Optimising sustainable management of mixed fisheries: differentiating and weighting selective strategies

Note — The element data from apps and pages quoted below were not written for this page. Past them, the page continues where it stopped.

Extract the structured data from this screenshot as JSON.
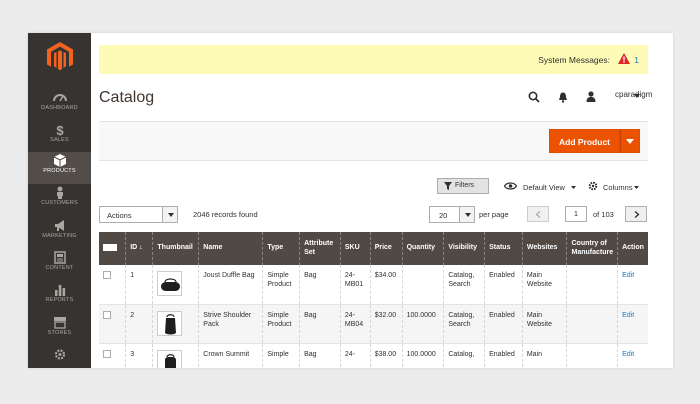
{
  "nav": [
    {
      "label": "DASHBOARD",
      "icon": "dashboard-icon"
    },
    {
      "label": "SALES",
      "icon": "dollar-icon"
    },
    {
      "label": "PRODUCTS",
      "icon": "cube-icon"
    },
    {
      "label": "CUSTOMERS",
      "icon": "person-icon"
    },
    {
      "label": "MARKETING",
      "icon": "megaphone-icon"
    },
    {
      "label": "CONTENT",
      "icon": "layout-icon"
    },
    {
      "label": "REPORTS",
      "icon": "bar-chart-icon"
    },
    {
      "label": "STORES",
      "icon": "storefront-icon"
    }
  ],
  "system_messages": {
    "label": "System Messages:",
    "count": "1"
  },
  "header": {
    "title": "Catalog",
    "user": "cparadigm"
  },
  "toolbar": {
    "add_product": "Add Product",
    "filters": "Filters",
    "default_view": "Default View",
    "columns": "Columns",
    "actions": "Actions",
    "records": "2046 records found",
    "per_page_value": "20",
    "per_page_label": "per page",
    "page": "1",
    "of_pages": "of 103"
  },
  "table": {
    "headers": [
      "ID",
      "Thumbnail",
      "Name",
      "Type",
      "Attribute Set",
      "SKU",
      "Price",
      "Quantity",
      "Visibility",
      "Status",
      "Websites",
      "Country of Manufacture",
      "Action"
    ],
    "rows": [
      {
        "id": "1",
        "name": "Joust Duffle Bag",
        "type": "Simple Product",
        "attr": "Bag",
        "sku": "24-MB01",
        "price": "$34.00",
        "qty": "",
        "visibility": "Catalog, Search",
        "status": "Enabled",
        "websites": "Main Website",
        "country": "",
        "action": "Edit"
      },
      {
        "id": "2",
        "name": "Strive Shoulder Pack",
        "type": "Simple Product",
        "attr": "Bag",
        "sku": "24-MB04",
        "price": "$32.00",
        "qty": "100.0000",
        "visibility": "Catalog, Search",
        "status": "Enabled",
        "websites": "Main Website",
        "country": "",
        "action": "Edit"
      },
      {
        "id": "3",
        "name": "Crown Summit",
        "type": "Simple",
        "attr": "Bag",
        "sku": "24-",
        "price": "$38.00",
        "qty": "100.0000",
        "visibility": "Catalog,",
        "status": "Enabled",
        "websites": "Main",
        "country": "",
        "action": "Edit"
      }
    ]
  },
  "colors": {
    "sidebar": "#373330",
    "accent": "#eb5202",
    "header_row": "#514943",
    "notice": "#fdfbb6",
    "link": "#1979c3"
  }
}
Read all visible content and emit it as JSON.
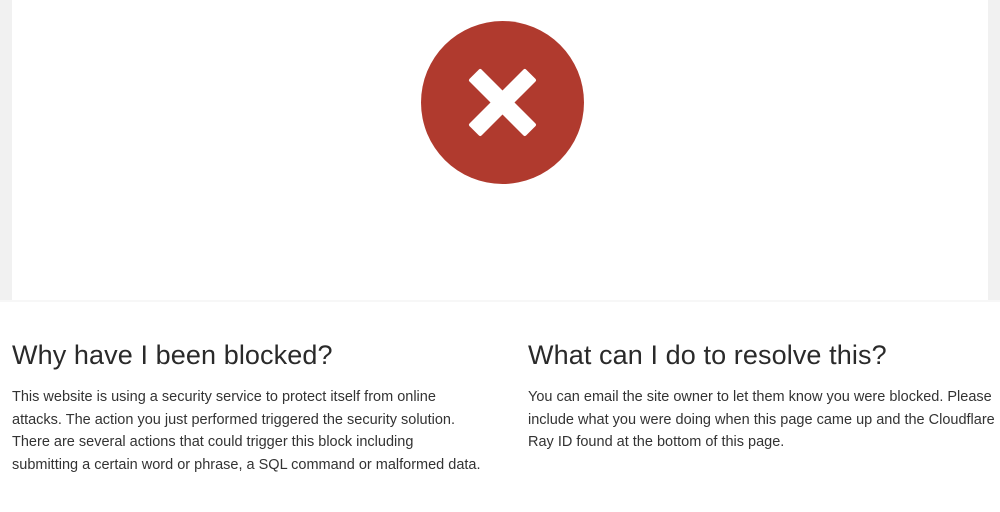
{
  "hero": {
    "icon": "error-x-icon",
    "icon_color": "#b03a2e"
  },
  "left_section": {
    "heading": "Why have I been blocked?",
    "body": "This website is using a security service to protect itself from online attacks. The action you just performed triggered the security solution. There are several actions that could trigger this block including submitting a certain word or phrase, a SQL command or malformed data."
  },
  "right_section": {
    "heading": "What can I do to resolve this?",
    "body": "You can email the site owner to let them know you were blocked. Please include what you were doing when this page came up and the Cloudflare Ray ID found at the bottom of this page."
  }
}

The three main pillars of the European Common Fisheries Policy, reformed in 2013, consist of minimizing ecological impacts; implementing sustainable exploitation defined by maximum sustainable yield (MSY) for regulated species and introducing landing obligations aimed at reducing the wasteful practice of discarding unwanted catches. These three key elements constitute major challenges for fisheries, their management and fishery scientists whose goal is to provide objective advice. We demonstrate that limiting sustainable catch options may pose rigorous constraints on fishing activities, in particular on so called mixed fisheries targeting more than one individual stock. In a situation where there are complex restrictions comprising multiple management goals which are sometimes conflicting (e.g. the ‘choke effects’ of reduced catch opportunities due to specific stock conservation needs or market conditions), we propose the application of specific measures for specific fisheries, i.e. deviation from traditional fishery selection patterns, as an option to avert significant losses in yield and economic revenue. Fisheries specific contributions to general management goals, including unwanted effects, shall be evaluated. Individual fisheries may benefit accordingly through multi-annual management plans with regional scale reconciliation of sustainable exploitation of living natural resources, food security and socio economy as potential key elements.